The Last War: A World Set Free
|The second excerpt represents the present or the deciding factor of the moment, and is drawn from The Water-Babies by Charles Kingsley:
Save us from the consequences of our own actions, and from the
cruel fairy, Mrs. Bedonebyasyoudid!' Do not you think that you
would be a little tempted then to tell what you know, laddie?"
Tom thought so certainly. "But why do they want so to know about
the backstairs?" asked he, being a little frightened at the long
words, and not understanding them the least; as, indeed, he was not
meant to do, or you either.
"That I shall not tell you. I never put things into little folks'
heads which are but too likely to come there of themselves. So
come - now I must bandage your eyes." So she tied the bandage on
his eyes with one hand, and with the other she took it off.
|The third excerpt represents the future or something you must embrace, and is drawn from Pivot of Civilization by Margaret Sanger:
average education among all American adults is only the sixth grade,''
every one of these adults has an equal power at the polls. The
American nation, with all its worship of efficiency and thrift,
complacently forgets that ``every child defective in body, education
or character is a charge upon the community,'' as Herbert Hoover
declared in an address before the American Child Hygiene Association
(October, 1920): ``The nation as a whole,'' he added, ``has the
obligation of such measures toward its children...as will yield to
them an equal opportunity at their start in life.

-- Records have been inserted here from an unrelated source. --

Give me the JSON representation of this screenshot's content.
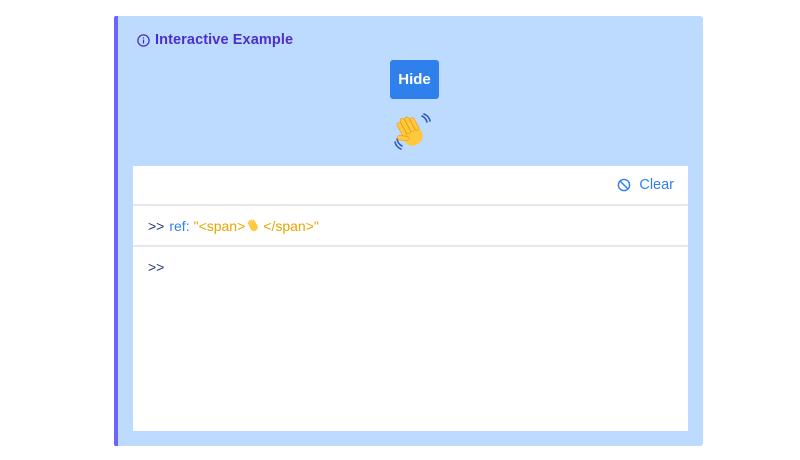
{
  "example": {
    "title": "Interactive Example",
    "hide_label": "Hide",
    "accent_color": "#6c63ff",
    "background_color": "#bddaff",
    "emoji_icon": "waving-hand-icon"
  },
  "console": {
    "clear_label": "Clear",
    "clear_icon": "no-entry-icon",
    "log": {
      "prompt": ">>",
      "key": "ref:",
      "value_before": "\"<span>",
      "value_icon": "waving-hand-icon",
      "value_after": "</span>\""
    },
    "input_prompt": ">>"
  }
}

If we could grapple
with the whole child situation for one generation, our public health,
our economic efficiency, the moral character, sanity and stability of